YOUR ASSIGNMENT => Which lines of the records below contain the word "Training"? Show each one.
-- Opening Marker --
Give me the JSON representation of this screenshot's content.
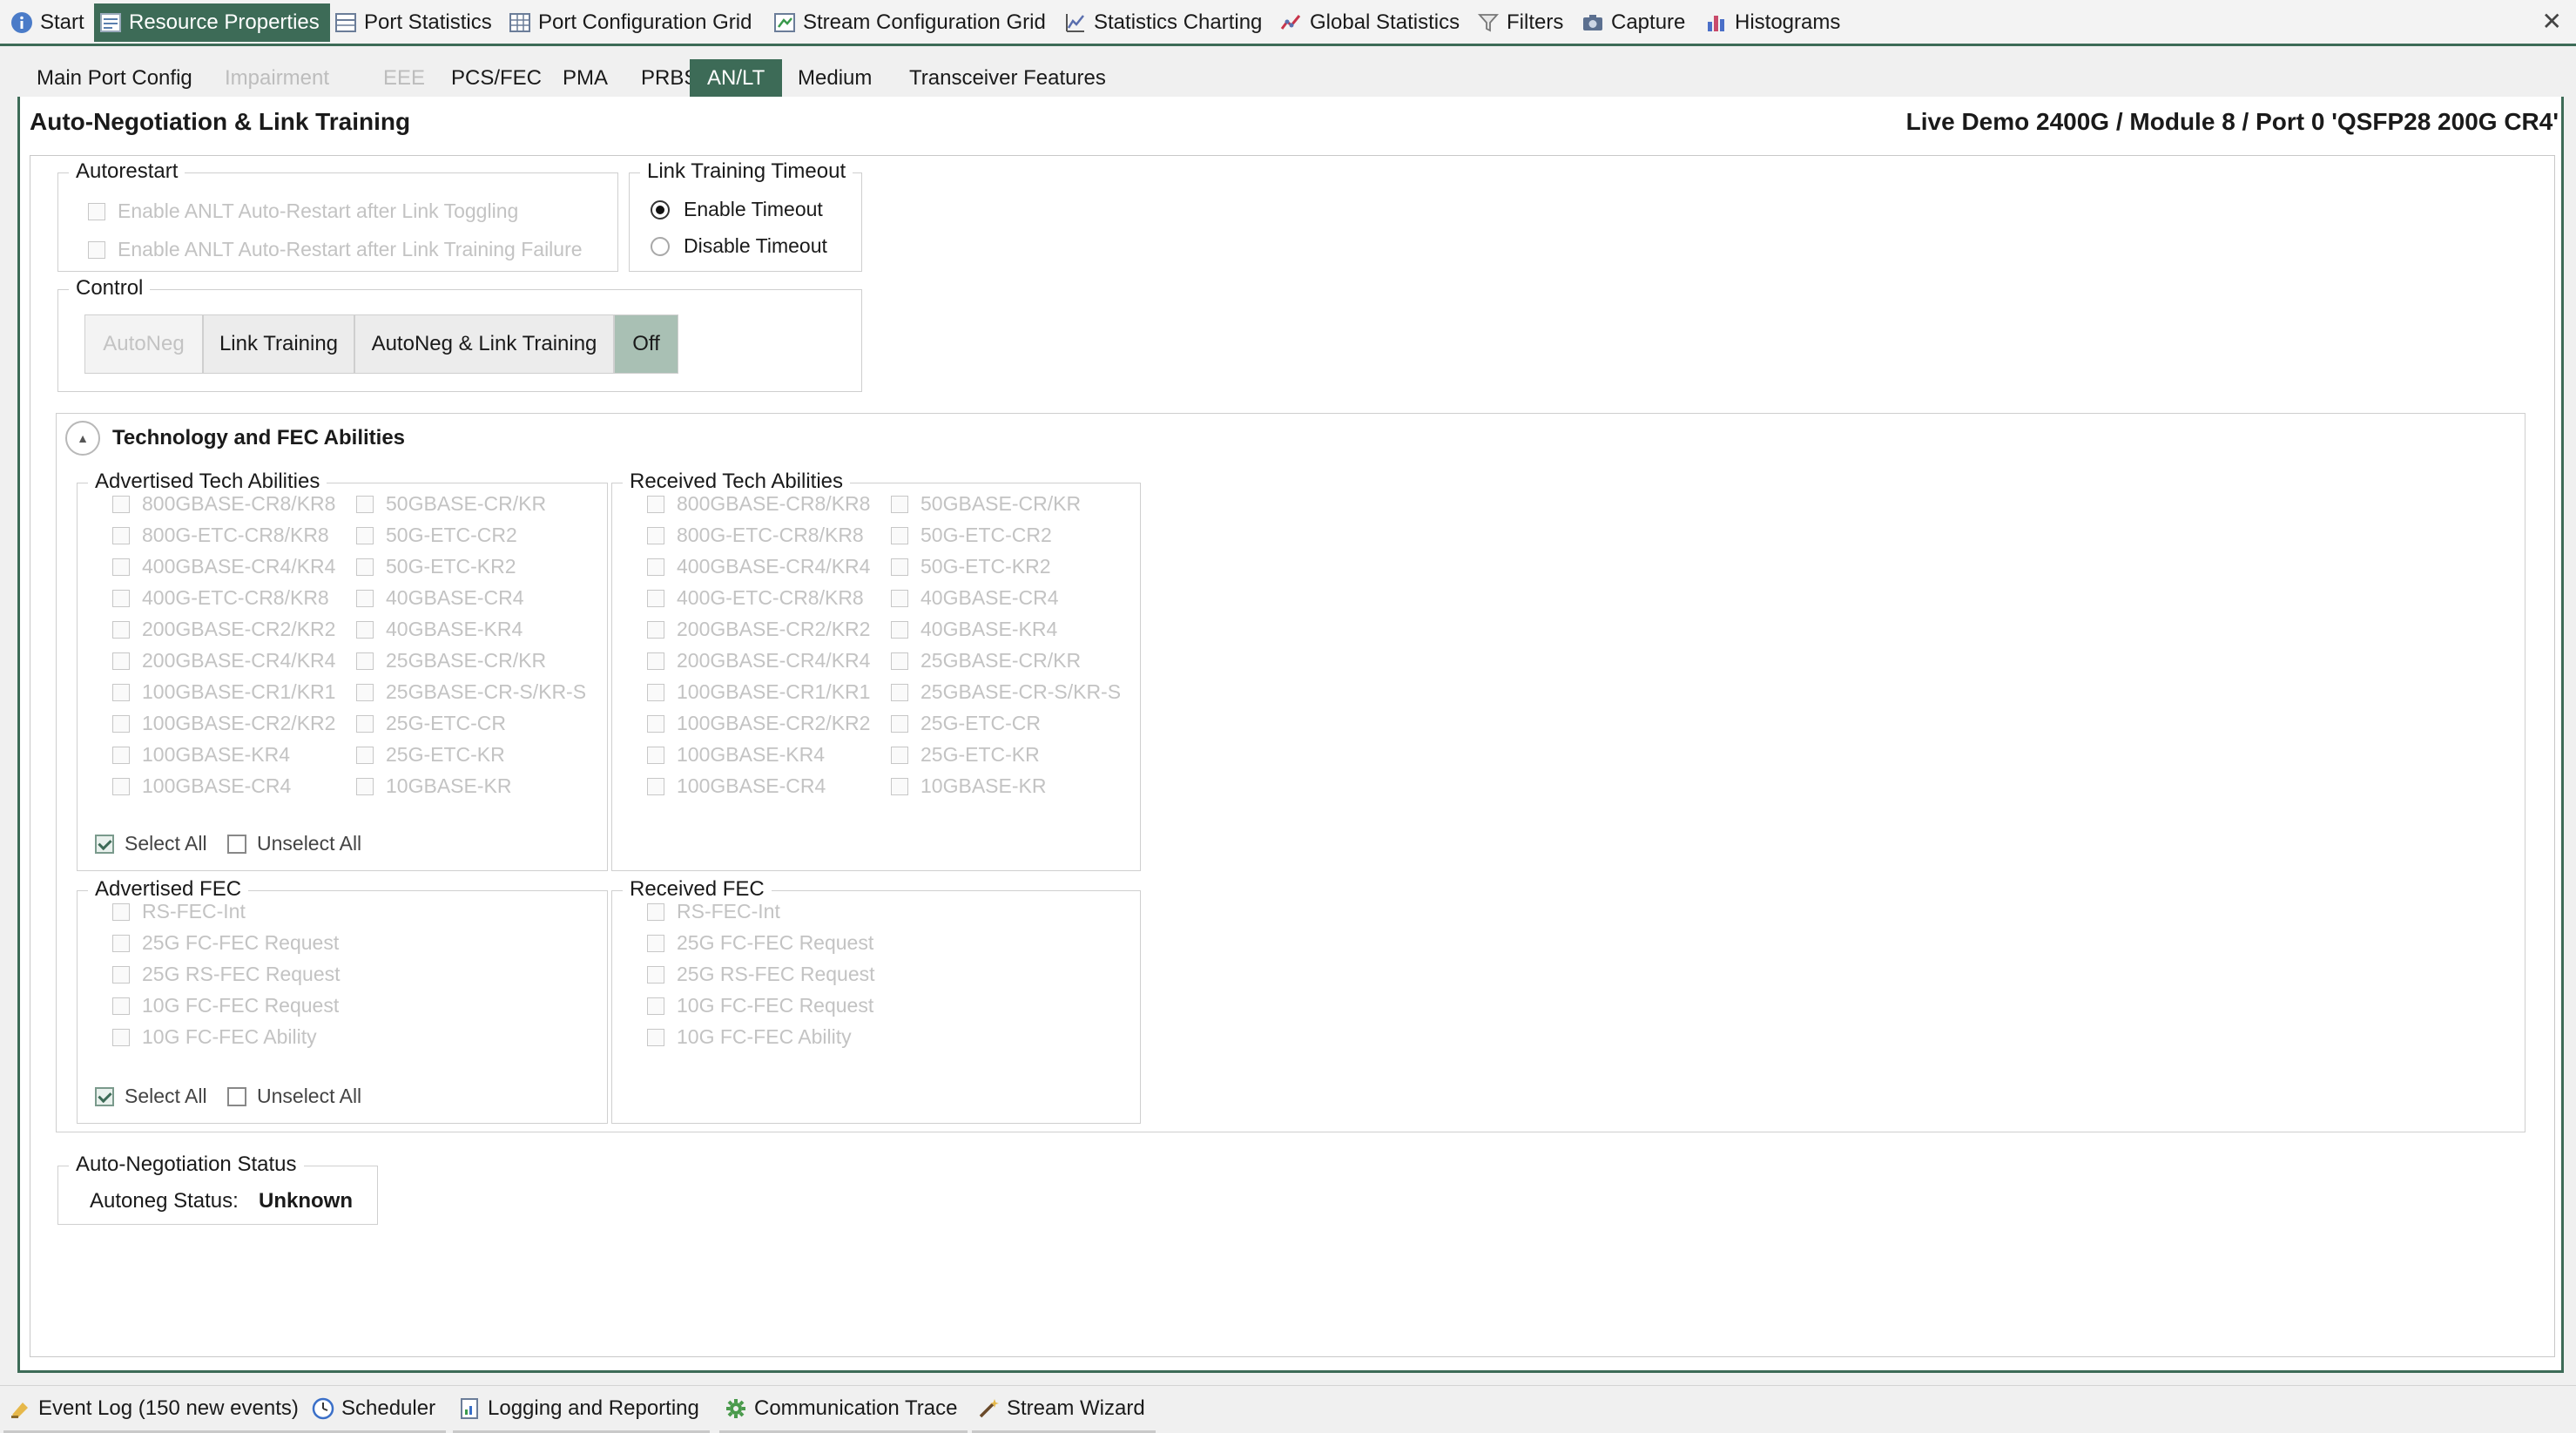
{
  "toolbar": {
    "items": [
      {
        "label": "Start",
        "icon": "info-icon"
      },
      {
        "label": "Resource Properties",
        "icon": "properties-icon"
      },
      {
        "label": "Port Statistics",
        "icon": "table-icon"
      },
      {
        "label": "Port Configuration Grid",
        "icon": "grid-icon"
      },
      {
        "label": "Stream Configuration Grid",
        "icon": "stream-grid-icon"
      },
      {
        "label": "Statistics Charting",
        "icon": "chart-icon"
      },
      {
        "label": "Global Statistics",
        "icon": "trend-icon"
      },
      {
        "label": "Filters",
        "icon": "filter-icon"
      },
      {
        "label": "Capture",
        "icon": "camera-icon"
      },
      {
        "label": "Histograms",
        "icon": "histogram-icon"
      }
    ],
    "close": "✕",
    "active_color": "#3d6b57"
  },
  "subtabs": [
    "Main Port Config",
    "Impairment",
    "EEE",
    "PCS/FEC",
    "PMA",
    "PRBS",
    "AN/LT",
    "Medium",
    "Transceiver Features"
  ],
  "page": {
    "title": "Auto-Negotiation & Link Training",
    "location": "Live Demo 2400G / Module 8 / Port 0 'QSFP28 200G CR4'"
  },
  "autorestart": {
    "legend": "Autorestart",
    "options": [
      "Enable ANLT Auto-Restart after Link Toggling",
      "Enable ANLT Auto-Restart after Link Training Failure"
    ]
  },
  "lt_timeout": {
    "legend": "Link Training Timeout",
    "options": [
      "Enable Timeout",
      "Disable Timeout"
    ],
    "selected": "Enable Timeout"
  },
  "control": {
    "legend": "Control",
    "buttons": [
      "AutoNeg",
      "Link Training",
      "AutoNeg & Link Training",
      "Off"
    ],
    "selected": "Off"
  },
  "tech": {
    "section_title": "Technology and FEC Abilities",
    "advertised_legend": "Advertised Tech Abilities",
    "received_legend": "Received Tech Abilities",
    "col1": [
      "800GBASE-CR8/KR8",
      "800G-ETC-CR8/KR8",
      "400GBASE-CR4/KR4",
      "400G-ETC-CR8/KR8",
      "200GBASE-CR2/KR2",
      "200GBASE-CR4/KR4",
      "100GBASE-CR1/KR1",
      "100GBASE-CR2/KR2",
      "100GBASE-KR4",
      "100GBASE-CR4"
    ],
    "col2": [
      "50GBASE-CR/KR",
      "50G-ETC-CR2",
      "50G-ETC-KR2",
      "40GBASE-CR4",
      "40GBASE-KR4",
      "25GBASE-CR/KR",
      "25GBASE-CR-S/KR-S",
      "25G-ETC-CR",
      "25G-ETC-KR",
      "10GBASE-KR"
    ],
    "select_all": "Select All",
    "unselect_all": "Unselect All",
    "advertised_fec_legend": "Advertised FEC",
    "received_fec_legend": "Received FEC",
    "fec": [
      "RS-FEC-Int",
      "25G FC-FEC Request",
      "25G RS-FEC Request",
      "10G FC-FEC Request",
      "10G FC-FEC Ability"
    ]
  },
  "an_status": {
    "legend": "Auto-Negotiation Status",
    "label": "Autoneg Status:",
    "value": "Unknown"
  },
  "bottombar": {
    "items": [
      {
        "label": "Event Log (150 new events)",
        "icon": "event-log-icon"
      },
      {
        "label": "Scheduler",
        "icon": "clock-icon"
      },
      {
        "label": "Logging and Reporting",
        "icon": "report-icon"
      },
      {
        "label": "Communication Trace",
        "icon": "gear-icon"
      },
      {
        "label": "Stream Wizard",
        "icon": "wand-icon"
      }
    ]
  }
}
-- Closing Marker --
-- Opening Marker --
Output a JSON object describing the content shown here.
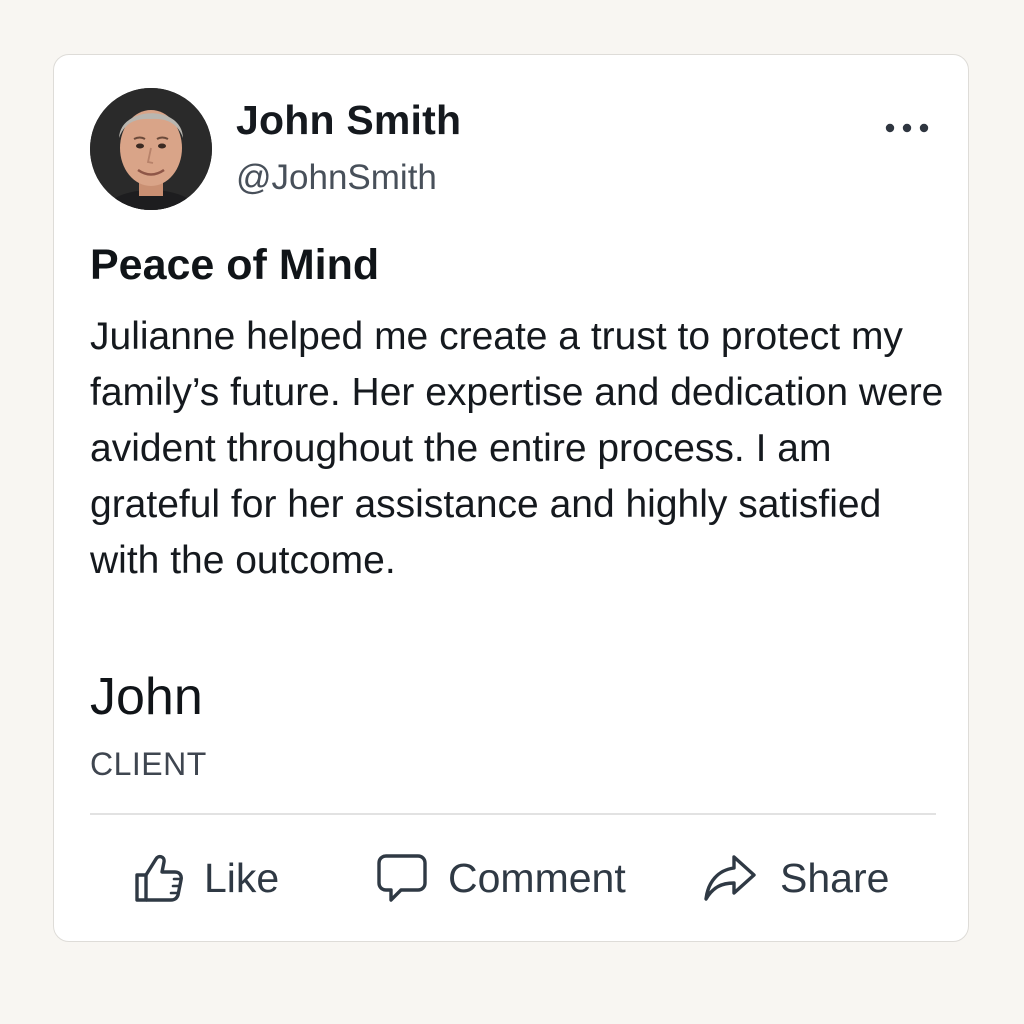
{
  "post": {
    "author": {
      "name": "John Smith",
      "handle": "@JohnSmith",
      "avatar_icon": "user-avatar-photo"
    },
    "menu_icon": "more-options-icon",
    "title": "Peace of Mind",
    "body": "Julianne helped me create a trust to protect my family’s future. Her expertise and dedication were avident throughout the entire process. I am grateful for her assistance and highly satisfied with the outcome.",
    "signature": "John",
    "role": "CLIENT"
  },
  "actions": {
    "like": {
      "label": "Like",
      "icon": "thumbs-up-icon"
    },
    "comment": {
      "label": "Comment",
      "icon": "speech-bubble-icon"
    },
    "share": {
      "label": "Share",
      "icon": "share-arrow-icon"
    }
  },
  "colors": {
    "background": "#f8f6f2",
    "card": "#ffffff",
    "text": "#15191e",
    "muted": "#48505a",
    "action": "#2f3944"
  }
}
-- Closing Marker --
YOUR SOLUTION =>
    "title": "Auto-Negotiation & Link Training",
      "Enable ANLT Auto-Restart after Link Training Failure"
    "legend": "Link Training Timeout",
      "Link Training",
      "AutoNeg & Link Training",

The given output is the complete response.